Located on the floating Loktak Lake of Manipur, Keibul Lamjao National Park is the world’s only floating national park. It is a sight to behold; with acres of wetland overgrown with deep floating vegetation called phumdi, the park is home to rare and unique fauna.

The most beloved animal of the region is the endangered Sangai or the brow-antlered deer. In fact, the entire Loktak Lake was declared a sanctuary in 1966 in order to save the deer which was threatened by extinction. This particular species of deer is fondly also called Manipur’s dancing deer because of its delicate gait as it makes its way along the floating wetlands.

Other species of deer seen here include the hog deer, musk deer, sambar and muntjac, isolated populations of which occur in the park and the surrounding hills. Among the primitive primates, the commonly spotted ones include slow loris, Assamese and stump-tailed macaques and the hoolock gibbon (restricted mainly to the hills) and rhesus monkey.

The large Indian civet, small Indian civet, common otter and wild boar are some of the large mammals seen in the area.

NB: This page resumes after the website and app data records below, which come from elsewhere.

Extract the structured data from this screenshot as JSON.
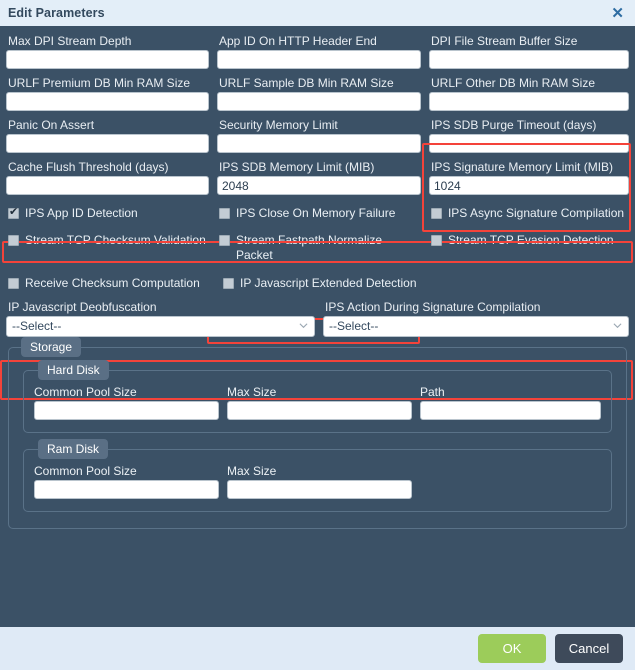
{
  "window": {
    "title": "Edit Parameters",
    "close_icon": "close-icon"
  },
  "fields": {
    "row1": [
      {
        "label": "Max DPI Stream Depth",
        "value": "",
        "name": "max-dpi-stream-depth"
      },
      {
        "label": "App ID On HTTP Header End",
        "value": "",
        "name": "app-id-on-http-header-end"
      },
      {
        "label": "DPI File Stream Buffer Size",
        "value": "",
        "name": "dpi-file-stream-buffer-size"
      }
    ],
    "row2": [
      {
        "label": "URLF Premium DB Min RAM Size",
        "value": "",
        "name": "urlf-premium-db-min-ram-size"
      },
      {
        "label": "URLF Sample DB Min RAM Size",
        "value": "",
        "name": "urlf-sample-db-min-ram-size"
      },
      {
        "label": "URLF Other DB Min RAM Size",
        "value": "",
        "name": "urlf-other-db-min-ram-size"
      }
    ],
    "row3": [
      {
        "label": "Panic On Assert",
        "value": "",
        "name": "panic-on-assert"
      },
      {
        "label": "Security Memory Limit",
        "value": "",
        "name": "security-memory-limit"
      },
      {
        "label": "IPS SDB Purge Timeout (days)",
        "value": "",
        "name": "ips-sdb-purge-timeout"
      }
    ],
    "row4": [
      {
        "label": "Cache Flush Threshold (days)",
        "value": "",
        "name": "cache-flush-threshold"
      },
      {
        "label": "IPS SDB Memory Limit (MIB)",
        "value": "2048",
        "name": "ips-sdb-memory-limit"
      },
      {
        "label": "IPS Signature Memory Limit (MIB)",
        "value": "1024",
        "name": "ips-signature-memory-limit"
      }
    ]
  },
  "checkboxes": {
    "row1": [
      {
        "label": "IPS App ID Detection",
        "checked": true,
        "name": "ips-app-id-detection"
      },
      {
        "label": "IPS Close On Memory Failure",
        "checked": false,
        "name": "ips-close-on-memory-failure"
      },
      {
        "label": "IPS Async Signature Compilation",
        "checked": false,
        "name": "ips-async-signature-compilation"
      }
    ],
    "row2": [
      {
        "label": "Stream TCP Checksum Validation",
        "checked": false,
        "name": "stream-tcp-checksum-validation"
      },
      {
        "label": "Stream Fastpath Normalize Packet",
        "checked": false,
        "name": "stream-fastpath-normalize-packet"
      },
      {
        "label": "Stream TCP Evasion Detection",
        "checked": false,
        "name": "stream-tcp-evasion-detection"
      }
    ],
    "row3": [
      {
        "label": "Receive Checksum Computation",
        "checked": false,
        "name": "receive-checksum-computation"
      },
      {
        "label": "IP Javascript Extended Detection",
        "checked": false,
        "name": "ip-javascript-extended-detection"
      }
    ]
  },
  "selects": [
    {
      "label": "IP Javascript Deobfuscation",
      "value": "--Select--",
      "name": "ip-javascript-deobfuscation"
    },
    {
      "label": "IPS Action During Signature Compilation",
      "value": "--Select--",
      "name": "ips-action-during-signature-compilation"
    }
  ],
  "storage": {
    "legend": "Storage",
    "hard_disk": {
      "legend": "Hard Disk",
      "fields": [
        {
          "label": "Common Pool Size",
          "value": "",
          "name": "hard-disk-common-pool-size"
        },
        {
          "label": "Max Size",
          "value": "",
          "name": "hard-disk-max-size"
        },
        {
          "label": "Path",
          "value": "",
          "name": "hard-disk-path"
        }
      ]
    },
    "ram_disk": {
      "legend": "Ram Disk",
      "fields": [
        {
          "label": "Common Pool Size",
          "value": "",
          "name": "ram-disk-common-pool-size"
        },
        {
          "label": "Max Size",
          "value": "",
          "name": "ram-disk-max-size"
        }
      ]
    }
  },
  "footer": {
    "ok_label": "OK",
    "cancel_label": "Cancel"
  },
  "colors": {
    "highlight": "#f4433a",
    "ok_button": "#9ccc5a",
    "cancel_button": "#3e4a5a",
    "body_bg": "#3b5166",
    "titlebar_bg": "#e3eef8"
  }
}
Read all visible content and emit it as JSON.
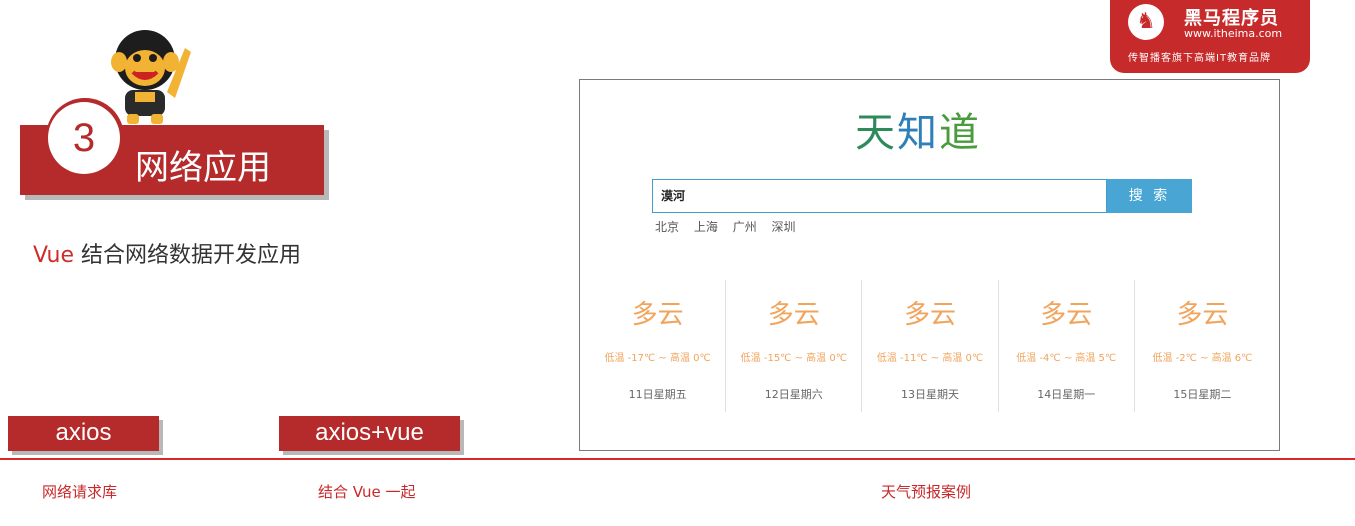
{
  "brand": {
    "name": "黑马程序员",
    "url": "www.itheima.com",
    "slogan": "传智播客旗下高端IT教育品牌"
  },
  "section": {
    "number": "3",
    "title": "网络应用"
  },
  "subtitle": {
    "accent": "Vue",
    "text": " 结合网络数据开发应用"
  },
  "features": [
    {
      "label": "axios",
      "caption": "网络请求库"
    },
    {
      "label": "axios+vue",
      "caption": "结合 Vue 一起"
    }
  ],
  "demo": {
    "caption": "天气预报案例",
    "logo": [
      "天",
      "知",
      "道"
    ],
    "search_value": "漠河",
    "search_button": "搜 索",
    "hot_cities": [
      "北京",
      "上海",
      "广州",
      "深圳"
    ],
    "forecast": [
      {
        "type": "多云",
        "temp": "低温 -17℃ ~ 高温 0℃",
        "date": "11日星期五"
      },
      {
        "type": "多云",
        "temp": "低温 -15℃ ~ 高温 0℃",
        "date": "12日星期六"
      },
      {
        "type": "多云",
        "temp": "低温 -11℃ ~ 高温 0℃",
        "date": "13日星期天"
      },
      {
        "type": "多云",
        "temp": "低温 -4℃ ~ 高温 5℃",
        "date": "14日星期一"
      },
      {
        "type": "多云",
        "temp": "低温 -2℃ ~ 高温 6℃",
        "date": "15日星期二"
      }
    ]
  },
  "colors": {
    "brand_red": "#c72a2a",
    "forecast_orange": "#f0a45c",
    "search_blue": "#49a6d4"
  }
}
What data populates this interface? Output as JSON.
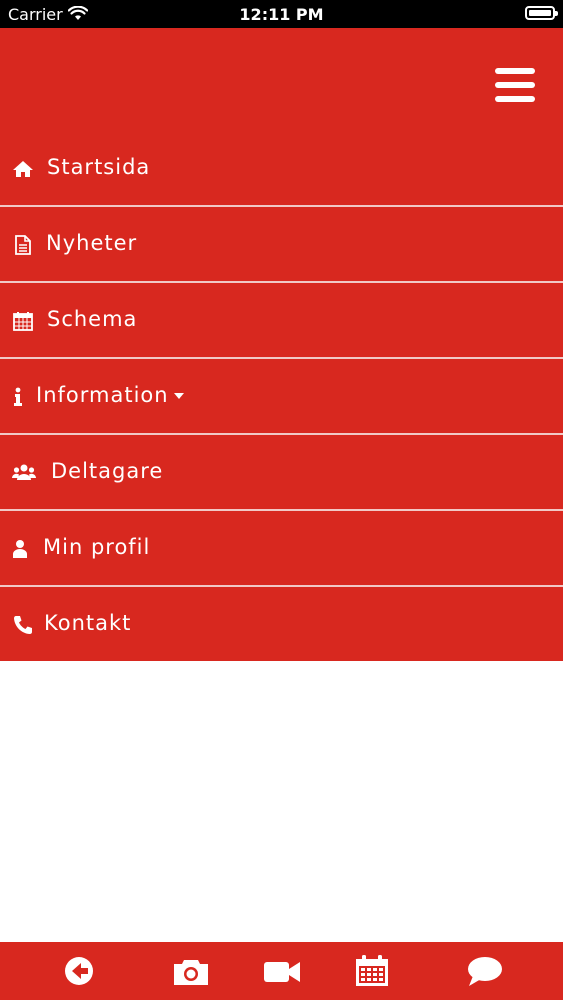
{
  "status_bar": {
    "carrier": "Carrier",
    "time": "12:11 PM"
  },
  "header": {
    "menu_icon": "hamburger-icon"
  },
  "menu": {
    "items": [
      {
        "label": "Startsida",
        "icon": "home-icon"
      },
      {
        "label": "Nyheter",
        "icon": "document-icon"
      },
      {
        "label": "Schema",
        "icon": "calendar-icon"
      },
      {
        "label": "Information",
        "icon": "info-icon",
        "has_dropdown": true
      },
      {
        "label": "Deltagare",
        "icon": "users-icon"
      },
      {
        "label": "Min profil",
        "icon": "user-icon"
      },
      {
        "label": "Kontakt",
        "icon": "phone-icon"
      }
    ]
  },
  "bottom_bar": {
    "tabs": [
      {
        "icon": "back-arrow-icon"
      },
      {
        "icon": "camera-icon"
      },
      {
        "icon": "video-camera-icon"
      },
      {
        "icon": "calendar-icon"
      },
      {
        "icon": "chat-bubble-icon"
      }
    ]
  },
  "colors": {
    "brand_red": "#d8281f",
    "divider": "#f1c9c6",
    "text": "#ffffff"
  }
}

The population of tiger, leopard, panther, fox, jackal and wild dog has reduced drastically so much so that you’ll hardly spot them anymore. Other rare animals to be sighted occasionally are the wild cats like the marbled cat and Asian golden cat, Himalayan black bear and the Malayan bear.

A variety of avifauna can also be spotted at Keibul Lamjao and Loktak Lake. The birds are primarily of the smaller reed-dwelling species, such as the waterfowl, hooded crane, black eagle, Shaheen falcon, eastern shite stork, bamboo partridge and green peafowl. If you’re a hornbill lover, you’re in for a treat because a lot of hornbill species are spotted here including the brown-backed hornbill, rufous-necked hornbill, wreathed hornbill, and the great pied hornbill.